JERUSALEM – Although a peace agreement between Israel and the Palestinians may not be reached in 2010, Franciscan Father Pierbattista Pizzaballa, head of the Franciscan Custody of the Holy Land, said he believed there would be movement in that direction.
“Peace will take a longer time; peace is a process, it is not just an agreement but also education, and this will take time.
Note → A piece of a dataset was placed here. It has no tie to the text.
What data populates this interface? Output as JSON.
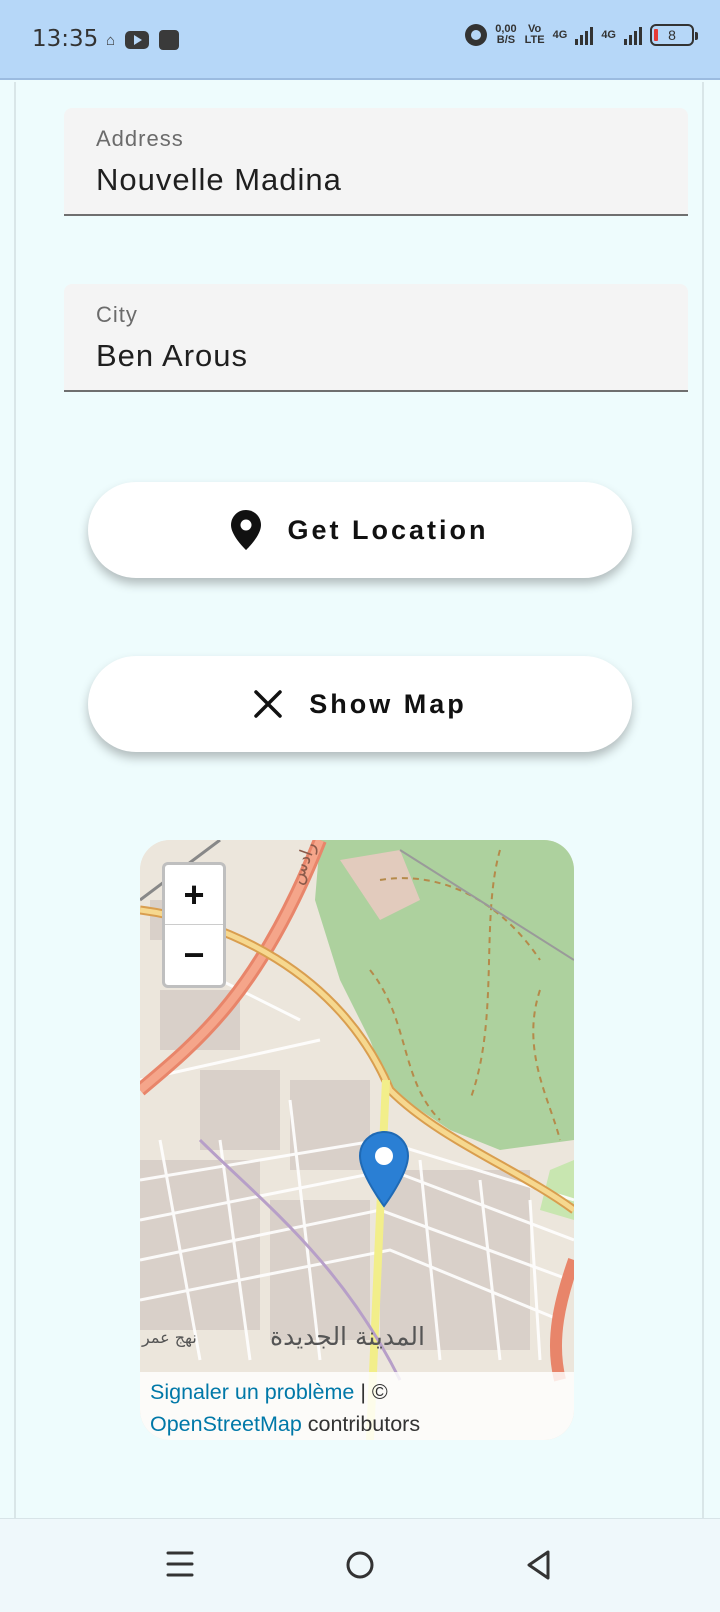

But something should happen (in 2010) – at least a little step toward peace,” he told Catholic News Service after the annual New Year’s reception for Christian communities hosted by Israeli President Shimon Peres Dec. 28.
At the reception, Peres told the Christian leaders that both Palestinians and Israelis have come to a “wide and deep” realization that they have no other alternative but to make peace with each other.
“We’d like to come to a peace agreement with the Palestinians based on two states for two peoples, side by side, in mutual respect,” said Peres, noting that Israel was also ready to begin negotiations with neighboring Syria and Lebanon.
“There must be a better future,” he told the religious leaders, who also included Latin Patriarch Fouad Twal of Jerusalem, Melkite Archbishop Elias Chacour of Haifa, Israel, and leaders of the Lutheran, Greek Orthodox, Ethiopian and Armenian churches.
Peres said religious leaders have an important role in making sure that their places of worship do not fall prey to fundamentalist forces that preach against the followers of different religions.
Speaking in the name of all the church leaders, Greek Orthodox Patriarch Theophilos III said the role of religious leaders was “crucial and fundamental,” not in taking over the positions of the politicians but in assuring that political leaders are “shaped by the moral traditions of the religious faith.”
“Our obligation as religious leaders is to lay the foundations to the political problem,” he said.
Clergy especially, he said, must influence their congregations to exercise “responsible citizenship,” emphasize the “symbiotic relationship” among the religions and take a strong position against any violence.